When my Dad went to work at Beechcraft, he looked at the proximity of the house on Byrd Street to the Beechcraft Plant Number 1 and bought a one bedroom house on a 1/4 acre lot. If you stood on the front edge of the driveway, you could see the gate where most of the people used to enter the plant. If you looked east, you could see about 1/4 mile square of parking lot where the employees parked. For about 1/2 hour in the morning and 1/2 hour at 3:30 PM you weren't safe out on the streets near our house. In fact, the school got out at 3:15 to give us a chance to get home safely.
Add a 2 story addition on the back and add four children and you have the house my parents owned until they finally moved to the Lake by Rodgers, Arkansas in the 70's. Dad even made the concrete blocks the addition sat on. He bought a block maker and mixed the concrete in a portable mixer to make a couple of blocks at a time. I know that a neighbor had a block maker and I'm pretty sure that he bought one of two that dad owned. Dad built to the standards of the day and by today's requirements that house was pretty primitive. No central air or heat, linoleum floors and hard pressed asbestos impregnated siding. There wasn't anything like a storm door on most of the windows and wooden porches adorned the outside.
A lot of my neighborhood had BeechCraft workers through the 40's and most of it went to hell in the 50's as the newly affluent workers moved to new suburbs springing up around Wichita. I'm pretty sure that there were more mobile homes than houses and after they moved the salvaged Beechwood houses in, there were more apartments than mobile homes. There were a few people that had bought early in the neighborhood that held on to their first homes like they were on a life raft of Oakies and Arkies. At the first hint of prosperity, even they would flee like rats off a sinking ship.

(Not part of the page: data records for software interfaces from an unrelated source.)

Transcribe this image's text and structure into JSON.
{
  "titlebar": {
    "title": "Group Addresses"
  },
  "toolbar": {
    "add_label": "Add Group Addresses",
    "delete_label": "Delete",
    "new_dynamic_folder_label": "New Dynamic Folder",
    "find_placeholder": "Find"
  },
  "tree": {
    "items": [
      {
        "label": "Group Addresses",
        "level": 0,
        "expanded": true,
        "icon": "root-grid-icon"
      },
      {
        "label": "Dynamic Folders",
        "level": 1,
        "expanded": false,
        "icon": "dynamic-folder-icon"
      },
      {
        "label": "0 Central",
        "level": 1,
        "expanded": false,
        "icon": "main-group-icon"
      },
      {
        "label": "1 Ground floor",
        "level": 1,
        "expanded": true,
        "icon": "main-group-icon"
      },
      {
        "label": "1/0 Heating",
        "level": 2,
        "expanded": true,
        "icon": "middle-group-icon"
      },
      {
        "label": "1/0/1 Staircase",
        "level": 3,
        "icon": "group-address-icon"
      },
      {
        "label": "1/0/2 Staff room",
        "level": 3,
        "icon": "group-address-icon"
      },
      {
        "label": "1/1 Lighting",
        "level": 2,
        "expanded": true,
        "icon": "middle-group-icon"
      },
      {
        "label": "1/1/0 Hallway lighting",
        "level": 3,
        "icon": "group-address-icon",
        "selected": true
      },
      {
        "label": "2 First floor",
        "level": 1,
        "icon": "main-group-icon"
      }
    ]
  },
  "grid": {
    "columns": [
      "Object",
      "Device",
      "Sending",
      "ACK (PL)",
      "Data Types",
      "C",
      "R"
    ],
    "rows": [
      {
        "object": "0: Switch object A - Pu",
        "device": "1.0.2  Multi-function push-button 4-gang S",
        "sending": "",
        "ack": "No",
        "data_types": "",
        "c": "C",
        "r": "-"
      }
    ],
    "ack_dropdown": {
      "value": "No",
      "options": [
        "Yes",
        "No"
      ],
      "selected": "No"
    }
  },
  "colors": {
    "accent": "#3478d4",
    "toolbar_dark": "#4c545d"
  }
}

On the south end of Byrd street, there were two teachers, two custodians for schools, and a whole host of people either in or in a related job to the Aircraft industry. The street as always filled to capacity with the children of the Baby Boom. Born in the era of no television, we all played outside and there were fewer shoes on a ball field than ball gloves.

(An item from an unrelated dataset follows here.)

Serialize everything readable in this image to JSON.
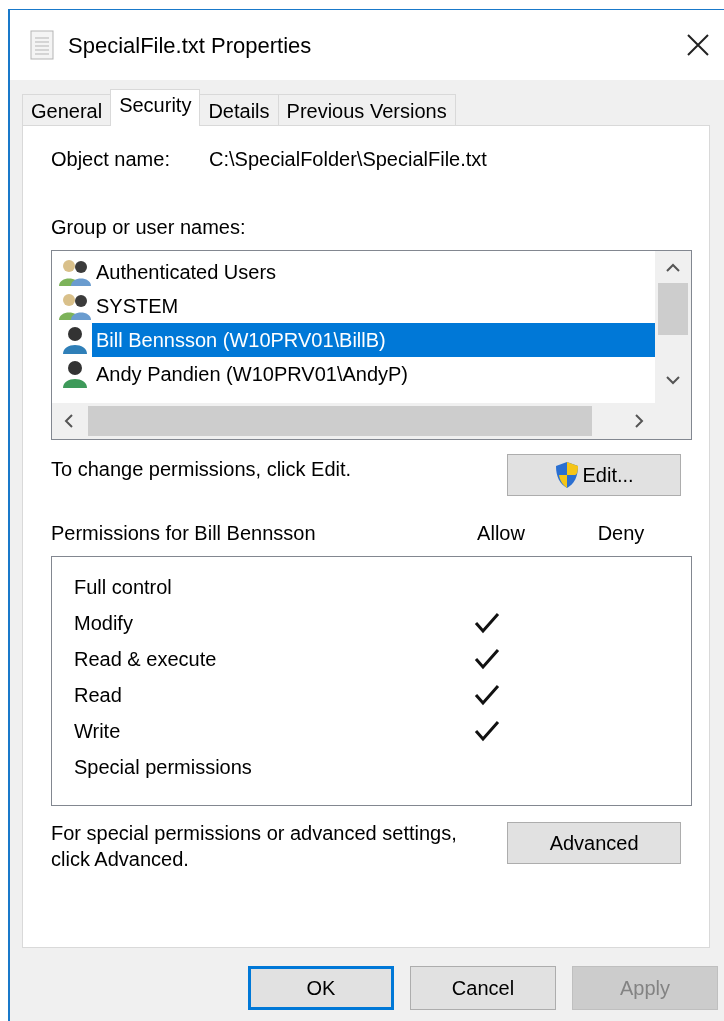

One of these days I am going to put all the pieces of the story together and write about Ronny, Denny, MUD, NewGene (Eugene), Assie, Harvey, Gary, Larry, Wayne, John and Whitney. Sadly, three of these guys went early in life and not because of the Vietnam War. One of my friends in this list served as a rifleman for three tours in Nam and died in a traffic accident in Southern California.
More to come...